• **WORK TASK**:
What is needed here is a faithful repeat of every entry, with no character changed.

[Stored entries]
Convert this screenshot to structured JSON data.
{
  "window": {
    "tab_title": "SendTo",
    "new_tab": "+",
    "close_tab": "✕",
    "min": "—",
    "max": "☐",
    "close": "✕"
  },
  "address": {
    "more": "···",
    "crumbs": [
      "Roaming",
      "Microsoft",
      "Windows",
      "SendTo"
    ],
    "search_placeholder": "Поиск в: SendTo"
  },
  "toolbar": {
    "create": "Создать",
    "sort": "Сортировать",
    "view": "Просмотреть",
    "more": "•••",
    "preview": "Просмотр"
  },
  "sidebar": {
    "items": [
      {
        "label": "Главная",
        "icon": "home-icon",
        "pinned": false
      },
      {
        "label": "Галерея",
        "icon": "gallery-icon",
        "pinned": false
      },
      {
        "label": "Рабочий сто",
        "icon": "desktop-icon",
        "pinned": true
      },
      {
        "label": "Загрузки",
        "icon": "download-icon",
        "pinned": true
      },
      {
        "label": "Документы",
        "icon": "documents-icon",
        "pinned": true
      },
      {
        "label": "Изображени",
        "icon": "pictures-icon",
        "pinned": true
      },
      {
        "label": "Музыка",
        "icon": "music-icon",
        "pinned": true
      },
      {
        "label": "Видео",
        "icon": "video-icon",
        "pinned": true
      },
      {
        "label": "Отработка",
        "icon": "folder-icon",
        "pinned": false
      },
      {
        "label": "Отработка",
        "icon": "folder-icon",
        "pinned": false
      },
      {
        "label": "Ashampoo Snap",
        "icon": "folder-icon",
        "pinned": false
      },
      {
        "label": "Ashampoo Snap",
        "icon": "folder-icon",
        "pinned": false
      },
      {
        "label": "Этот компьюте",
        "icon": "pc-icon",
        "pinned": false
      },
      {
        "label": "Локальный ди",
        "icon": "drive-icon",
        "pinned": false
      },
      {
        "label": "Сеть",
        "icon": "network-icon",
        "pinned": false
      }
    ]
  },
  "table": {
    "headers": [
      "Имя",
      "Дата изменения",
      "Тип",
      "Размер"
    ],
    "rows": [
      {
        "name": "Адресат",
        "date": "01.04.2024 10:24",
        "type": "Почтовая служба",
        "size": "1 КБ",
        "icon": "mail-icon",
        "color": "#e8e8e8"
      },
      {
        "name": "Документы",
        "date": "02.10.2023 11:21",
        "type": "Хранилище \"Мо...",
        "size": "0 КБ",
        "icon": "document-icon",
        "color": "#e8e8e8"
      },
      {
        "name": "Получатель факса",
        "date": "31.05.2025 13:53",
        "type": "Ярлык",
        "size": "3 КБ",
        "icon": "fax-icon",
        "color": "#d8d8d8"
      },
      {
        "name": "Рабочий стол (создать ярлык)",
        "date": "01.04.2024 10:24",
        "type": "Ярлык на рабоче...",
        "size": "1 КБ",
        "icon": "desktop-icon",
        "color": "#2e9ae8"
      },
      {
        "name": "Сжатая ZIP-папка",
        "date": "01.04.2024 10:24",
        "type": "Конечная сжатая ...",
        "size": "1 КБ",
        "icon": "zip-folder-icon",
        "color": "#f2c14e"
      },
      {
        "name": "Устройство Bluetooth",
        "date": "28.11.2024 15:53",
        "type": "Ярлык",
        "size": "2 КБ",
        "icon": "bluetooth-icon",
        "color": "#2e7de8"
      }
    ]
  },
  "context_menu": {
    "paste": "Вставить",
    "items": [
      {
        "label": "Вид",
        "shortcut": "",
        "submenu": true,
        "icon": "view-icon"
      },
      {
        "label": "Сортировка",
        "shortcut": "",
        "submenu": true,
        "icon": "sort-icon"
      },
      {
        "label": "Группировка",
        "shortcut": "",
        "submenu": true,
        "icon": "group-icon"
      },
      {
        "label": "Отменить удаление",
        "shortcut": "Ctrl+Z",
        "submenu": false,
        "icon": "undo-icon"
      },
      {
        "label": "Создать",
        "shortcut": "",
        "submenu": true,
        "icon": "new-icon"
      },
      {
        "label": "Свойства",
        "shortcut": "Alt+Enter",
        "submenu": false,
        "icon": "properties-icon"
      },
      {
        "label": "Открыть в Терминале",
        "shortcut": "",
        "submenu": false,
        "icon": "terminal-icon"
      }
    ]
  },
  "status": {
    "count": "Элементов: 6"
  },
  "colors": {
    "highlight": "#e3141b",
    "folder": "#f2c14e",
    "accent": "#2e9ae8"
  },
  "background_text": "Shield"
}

• **SOLVED PROBLEM**:
Convert this screenshot to structured JSON data.
{
  "window": {
    "tab_title": "SendTo",
    "new_tab": "+",
    "close_tab": "✕",
    "min": "—",
    "max": "☐",
    "close": "✕"
  },
  "address": {
    "more": "···",
    "crumbs": [
      "Roaming",
      "Microsoft",
      "Windows",
      "SendTo"
    ],
    "search_placeholder": "Поиск в: SendTo"
  },
  "toolbar": {
    "create": "Создать",
    "sort": "Сортировать",
    "view": "Просмотреть",
    "more": "•••",
    "preview": "Просмотр"
  },
  "sidebar": {
    "items": [
      {
        "label": "Главная",
        "icon": "home-icon",
        "pinned": false
      },
      {
        "label": "Галерея",
        "icon": "gallery-icon",
        "pinned": false
      },
      {
        "label": "Рабочий сто",
        "icon": "desktop-icon",
        "pinned": true
      },
      {
        "label": "Загрузки",
        "icon": "download-icon",
        "pinned": true
      },
      {
        "label": "Документы",
        "icon": "documents-icon",
        "pinned": true
      },
      {
        "label": "Изображени",
        "icon": "pictures-icon",
        "pinned": true
      },
      {
        "label": "Музыка",
        "icon": "music-icon",
        "pinned": true
      },
      {
        "label": "Видео",
        "icon": "video-icon",
        "pinned": true
      },
      {
        "label": "Отработка",
        "icon": "folder-icon",
        "pinned": false
      },
      {
        "label": "Отработка",
        "icon": "folder-icon",
        "pinned": false
      },
      {
        "label": "Ashampoo Snap",
        "icon": "folder-icon",
        "pinned": false
      },
      {
        "label": "Ashampoo Snap",
        "icon": "folder-icon",
        "pinned": false
      },
      {
        "label": "Этот компьюте",
        "icon": "pc-icon",
        "pinned": false
      },
      {
        "label": "Локальный ди",
        "icon": "drive-icon",
        "pinned": false
      },
      {
        "label": "Сеть",
        "icon": "network-icon",
        "pinned": false
      }
    ]
  },
  "table": {
    "headers": [
      "Имя",
      "Дата изменения",
      "Тип",
      "Размер"
    ],
    "rows": [
      {
        "name": "Адресат",
        "date": "01.04.2024 10:24",
        "type": "Почтовая служба",
        "size": "1 КБ",
        "icon": "mail-icon",
        "color": "#e8e8e8"
      },
      {
        "name": "Документы",
        "date": "02.10.2023 11:21",
        "type": "Хранилище \"Мо...",
        "size": "0 КБ",
        "icon": "document-icon",
        "color": "#e8e8e8"
      },
      {
        "name": "Получатель факса",
        "date": "31.05.2025 13:53",
        "type": "Ярлык",
        "size": "3 КБ",
        "icon": "fax-icon",
        "color": "#d8d8d8"
      },
      {
        "name": "Рабочий стол (создать ярлык)",
        "date": "01.04.2024 10:24",
        "type": "Ярлык на рабоче...",
        "size": "1 КБ",
        "icon": "desktop-icon",
        "color": "#2e9ae8"
      },
      {
        "name": "Сжатая ZIP-папка",
        "date": "01.04.2024 10:24",
        "type": "Конечная сжатая ...",
        "size": "1 КБ",
        "icon": "zip-folder-icon",
        "color": "#f2c14e"
      },
      {
        "name": "Устройство Bluetooth",
        "date": "28.11.2024 15:53",
        "type": "Ярлык",
        "size": "2 КБ",
        "icon": "bluetooth-icon",
        "color": "#2e7de8"
      }
    ]
  },
  "context_menu": {
    "paste": "Вставить",
    "items": [
      {
        "label": "Вид",
        "shortcut": "",
        "submenu": true,
        "icon": "view-icon"
      },
      {
        "label": "Сортировка",
        "shortcut": "",
        "submenu": true,
        "icon": "sort-icon"
      },
      {
        "label": "Группировка",
        "shortcut": "",
        "submenu": true,
        "icon": "group-icon"
      },
      {
        "label": "Отменить удаление",
        "shortcut": "Ctrl+Z",
        "submenu": false,
        "icon": "undo-icon"
      },
      {
        "label": "Создать",
        "shortcut": "",
        "submenu": true,
        "icon": "new-icon"
      },
      {
        "label": "Свойства",
        "shortcut": "Alt+Enter",
        "submenu": false,
        "icon": "properties-icon"
      },
      {
        "label": "Открыть в Терминале",
        "shortcut": "",
        "submenu": false,
        "icon": "terminal-icon"
      }
    ]
  },
  "status": {
    "count": "Элементов: 6"
  },
  "colors": {
    "highlight": "#e3141b",
    "folder": "#f2c14e",
    "accent": "#2e9ae8"
  },
  "background_text": "Shield"
}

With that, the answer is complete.